[Extracted records]
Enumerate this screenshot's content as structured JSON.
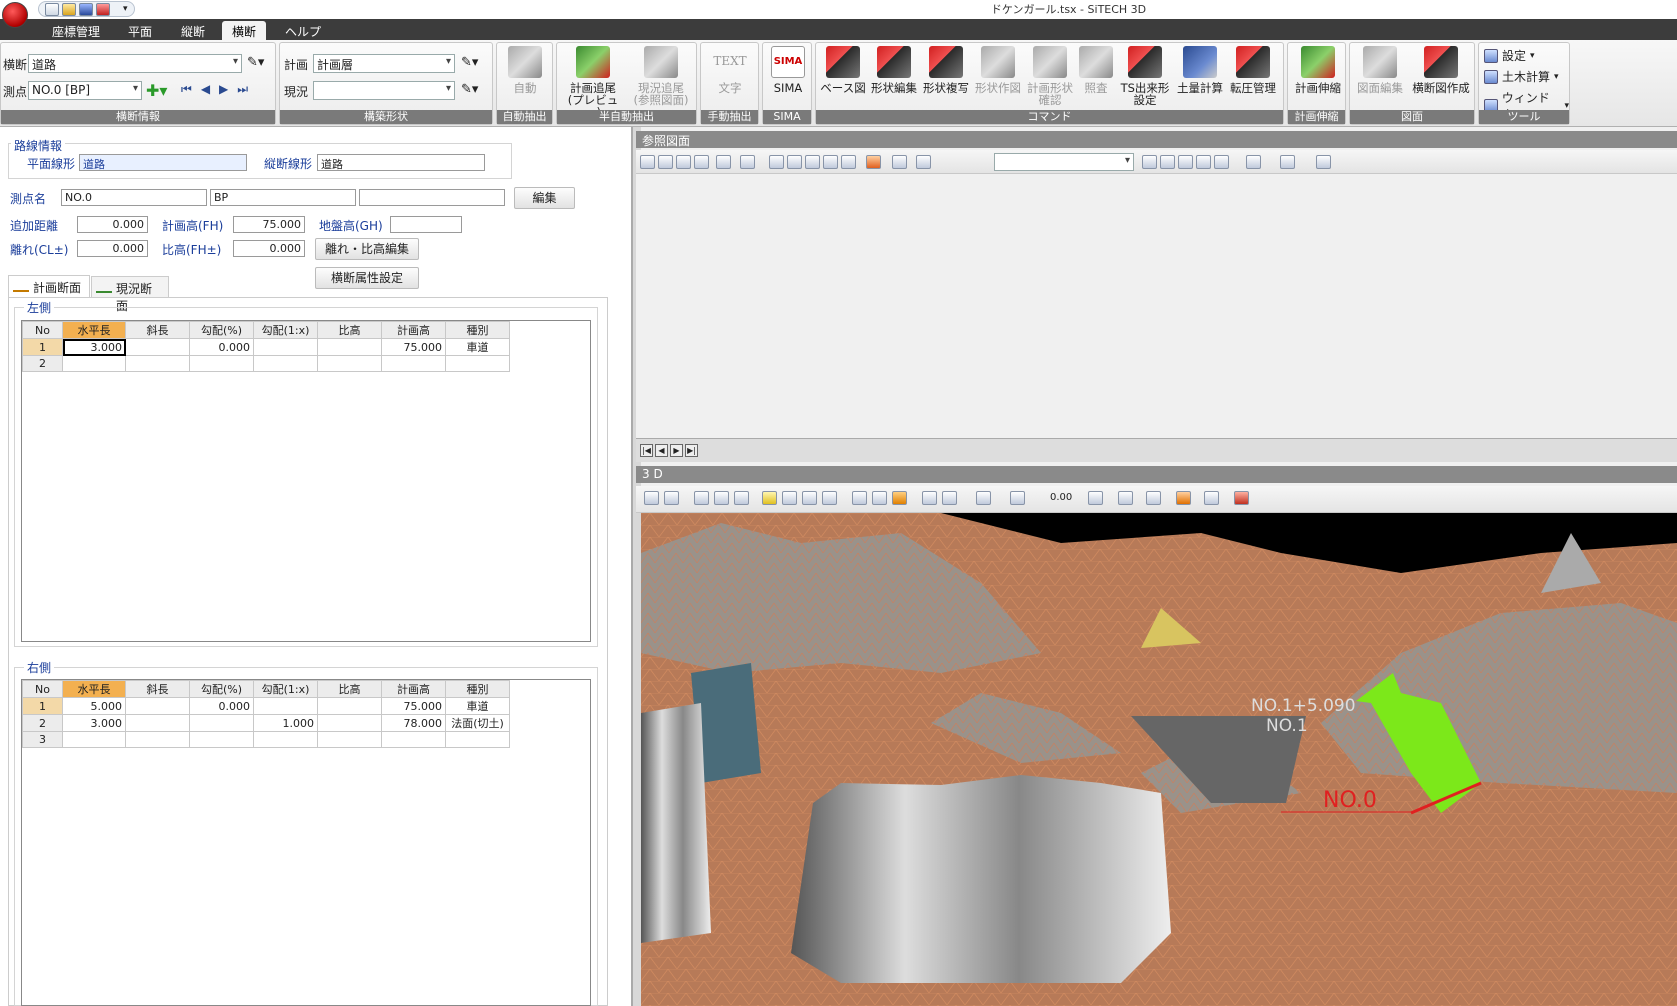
{
  "window": {
    "title": "ドケンガール.tsx - SiTECH 3D"
  },
  "menubar": {
    "tabs": [
      "座標管理",
      "平面",
      "縦断",
      "横断",
      "ヘルプ"
    ],
    "active": "横断"
  },
  "ribbon": {
    "cross_info": {
      "label_cross": "横断",
      "cross_value": "道路",
      "label_point": "測点",
      "point_value": "NO.0 [BP]",
      "group_label": "横断情報"
    },
    "structure": {
      "label_plan": "計画",
      "plan_value": "計画層",
      "label_current": "現況",
      "current_value": "",
      "group_label": "構築形状"
    },
    "auto": {
      "btn": "自動",
      "group_label": "自動抽出"
    },
    "semi": {
      "btn1": "計画追尾\n(プレビュー)",
      "btn2": "現況追尾\n(参照図面)",
      "group_label": "半自動抽出"
    },
    "manual": {
      "icon_text": "TEXT",
      "btn": "文字",
      "group_label": "手動抽出"
    },
    "sima": {
      "icon_text": "SIMA",
      "btn": "SIMA",
      "group_label": "SIMA"
    },
    "command": {
      "buttons": [
        "ベース図",
        "形状編集",
        "形状複写",
        "形状作図",
        "計画形状\n確認",
        "照査",
        "TS出来形\n設定",
        "土量計算",
        "転圧管理"
      ],
      "group_label": "コマンド"
    },
    "scale": {
      "btn": "計画伸縮",
      "group_label": "計画伸縮"
    },
    "drawing": {
      "btn1": "図面編集",
      "btn2": "横断図作成",
      "group_label": "図面"
    },
    "tools": {
      "items": [
        "設定",
        "土木計算",
        "ウィンドウ"
      ],
      "group_label": "ツール"
    }
  },
  "left": {
    "route": {
      "legend": "路線情報",
      "plan_label": "平面線形",
      "plan_value": "道路",
      "profile_label": "縦断線形",
      "profile_value": "道路"
    },
    "station": {
      "label": "測点名",
      "name1": "NO.0",
      "name2": "BP",
      "name3": "",
      "edit_btn": "編集"
    },
    "fields": {
      "add_dist_label": "追加距離",
      "add_dist": "0.000",
      "fh_label": "計画高(FH)",
      "fh": "75.000",
      "gh_label": "地盤高(GH)",
      "gh": "",
      "cl_label": "離れ(CL±)",
      "cl": "0.000",
      "fhpm_label": "比高(FH±)",
      "fhpm": "0.000",
      "offset_btn": "離れ・比高編集",
      "attr_btn": "横断属性設定"
    },
    "tabs": {
      "plan": "計画断面",
      "current": "現況断面"
    },
    "headers": [
      "No",
      "水平長",
      "斜長",
      "勾配(%)",
      "勾配(1:x)",
      "比高",
      "計画高",
      "種別"
    ],
    "left_side": {
      "legend": "左側",
      "rows": [
        [
          "1",
          "3.000",
          "",
          "0.000",
          "",
          "",
          "75.000",
          "車道"
        ],
        [
          "2",
          "",
          "",
          "",
          "",
          "",
          "",
          ""
        ]
      ]
    },
    "right_side": {
      "legend": "右側",
      "rows": [
        [
          "1",
          "5.000",
          "",
          "0.000",
          "",
          "",
          "75.000",
          "車道"
        ],
        [
          "2",
          "3.000",
          "",
          "",
          "1.000",
          "",
          "78.000",
          "法面(切土)"
        ],
        [
          "3",
          "",
          "",
          "",
          "",
          "",
          "",
          ""
        ]
      ]
    }
  },
  "reference": {
    "title": "参照図面",
    "combo_value": ""
  },
  "view3d": {
    "title": "3 D",
    "scale_value": "0.00",
    "labels": [
      "NO.1+5.090",
      "NO.1",
      "NO.0"
    ]
  }
}
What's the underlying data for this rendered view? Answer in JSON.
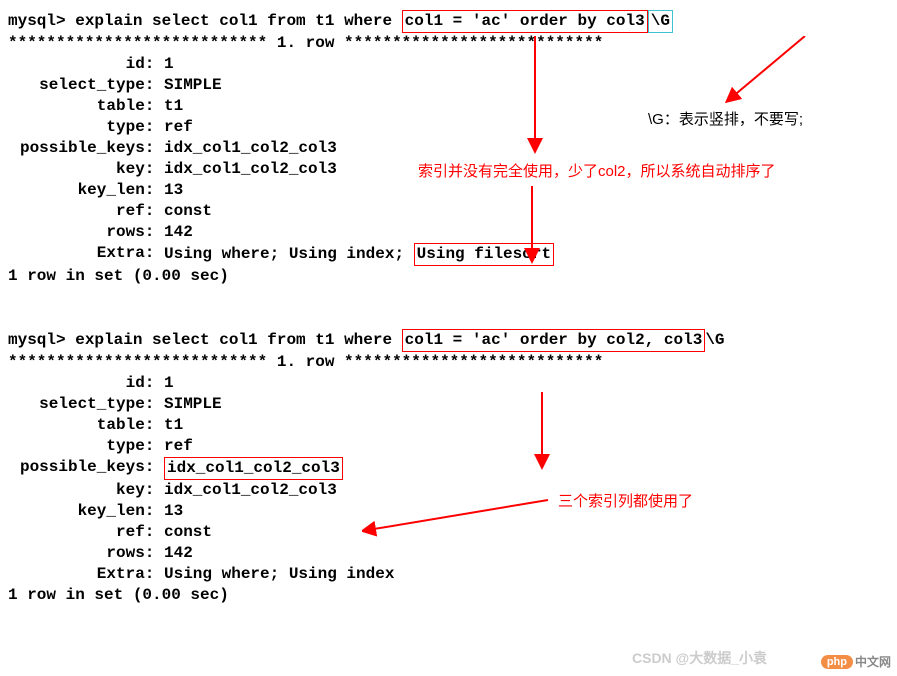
{
  "block1": {
    "prompt": "mysql> ",
    "cmd_pre": "explain select col1 from t1 where ",
    "cmd_box": "col1 = 'ac' order by col3",
    "cmd_g": "\\G",
    "sep_left": "*************************** ",
    "sep_mid": "1. row",
    "sep_right": " ***************************",
    "id_l": "id: ",
    "id_v": "1",
    "st_l": "select_type: ",
    "st_v": "SIMPLE",
    "tb_l": "table: ",
    "tb_v": "t1",
    "ty_l": "type: ",
    "ty_v": "ref",
    "pk_l": "possible_keys: ",
    "pk_v": "idx_col1_col2_col3",
    "ky_l": "key: ",
    "ky_v": "idx_col1_col2_col3",
    "kl_l": "key_len: ",
    "kl_v": "13",
    "rf_l": "ref: ",
    "rf_v": "const",
    "rw_l": "rows: ",
    "rw_v": "142",
    "ex_l": "Extra: ",
    "ex_v1": "Using where; Using index; ",
    "ex_box": "Using filesort",
    "summary": "1 row in set (0.00 sec)"
  },
  "block2": {
    "prompt": "mysql> ",
    "cmd_pre": "explain select col1 from t1 where ",
    "cmd_box": "col1 = 'ac' order by col2, col3",
    "cmd_g": "\\G",
    "sep_left": "*************************** ",
    "sep_mid": "1. row",
    "sep_right": " ***************************",
    "id_l": "id: ",
    "id_v": "1",
    "st_l": "select_type: ",
    "st_v": "SIMPLE",
    "tb_l": "table: ",
    "tb_v": "t1",
    "ty_l": "type: ",
    "ty_v": "ref",
    "pk_l": "possible_keys: ",
    "pk_box": "idx_col1_col2_col3",
    "ky_l": "key: ",
    "ky_v": "idx_col1_col2_col3",
    "kl_l": "key_len: ",
    "kl_v": "13",
    "rf_l": "ref: ",
    "rf_v": "const",
    "rw_l": "rows: ",
    "rw_v": "142",
    "ex_l": "Extra: ",
    "ex_v": "Using where; Using index",
    "summary": "1 row in set (0.00 sec)"
  },
  "annotations": {
    "g_note": "\\G：表示竖排，不要写;",
    "index_note": "索引并没有完全使用，少了col2，所以系统自动排序了",
    "three_cols": "三个索引列都使用了"
  },
  "watermark": {
    "csdn": "CSDN @大数据_小袁",
    "php": "php",
    "cn": "中文网"
  }
}
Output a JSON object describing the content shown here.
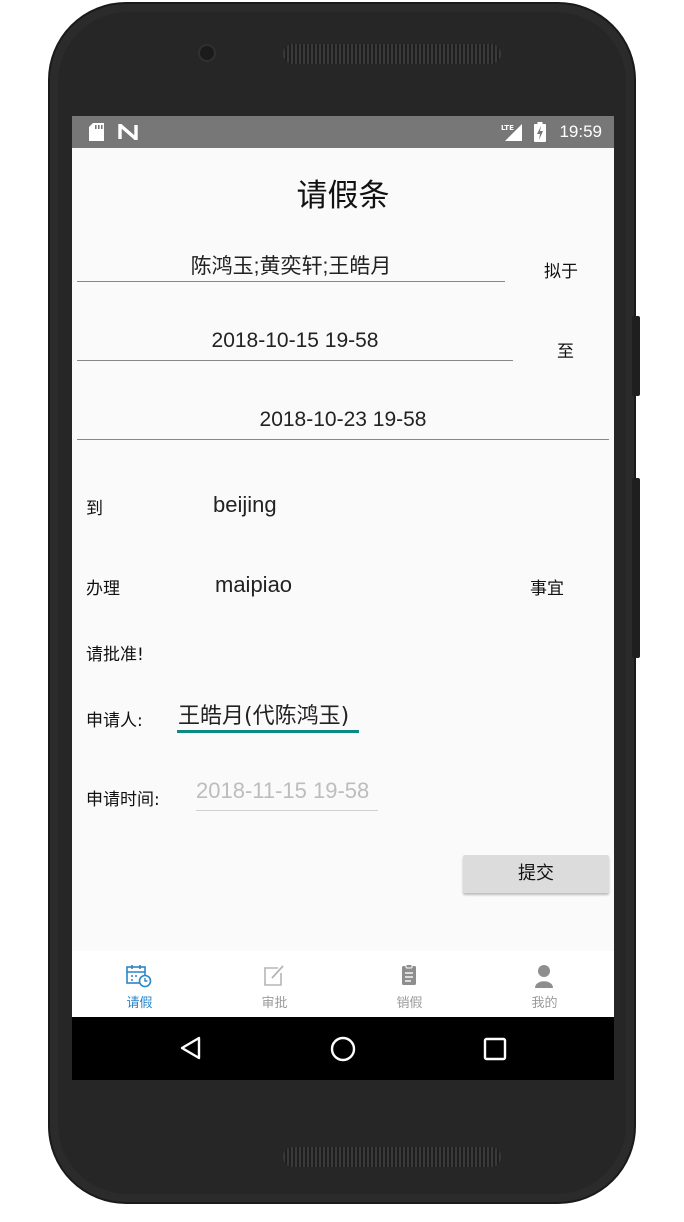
{
  "status_bar": {
    "time": "19:59",
    "network": "LTE"
  },
  "page": {
    "title": "请假条"
  },
  "form": {
    "names": "陈鸿玉;黄奕轩;王皓月",
    "intend_label": "拟于",
    "start_time": "2018-10-15 19-58",
    "to_label": "至",
    "end_time": "2018-10-23 19-58",
    "destination_label": "到",
    "destination": "beijing",
    "handle_label": "办理",
    "matter": "maipiao",
    "matter_suffix": "事宜",
    "approve_text": "请批准!",
    "applicant_label": "申请人:",
    "applicant": "王皓月(代陈鸿玉)",
    "apply_time_label": "申请时间:",
    "apply_time_placeholder": "2018-11-15 19-58",
    "submit_label": "提交"
  },
  "tabs": [
    {
      "label": "请假",
      "icon": "calendar-clock-icon",
      "active": true
    },
    {
      "label": "审批",
      "icon": "edit-icon",
      "active": false
    },
    {
      "label": "销假",
      "icon": "clipboard-icon",
      "active": false
    },
    {
      "label": "我的",
      "icon": "person-icon",
      "active": false
    }
  ],
  "colors": {
    "accent": "#0a8a80",
    "tab_active": "#2a86c9",
    "status_bar": "#777777"
  }
}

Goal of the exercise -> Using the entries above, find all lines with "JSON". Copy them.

Response area ->
Enumerate this screenshot's content as structured JSON.
What's the underlying data for this rendered view? Answer in JSON.
Output a JSON object describing the content shown here.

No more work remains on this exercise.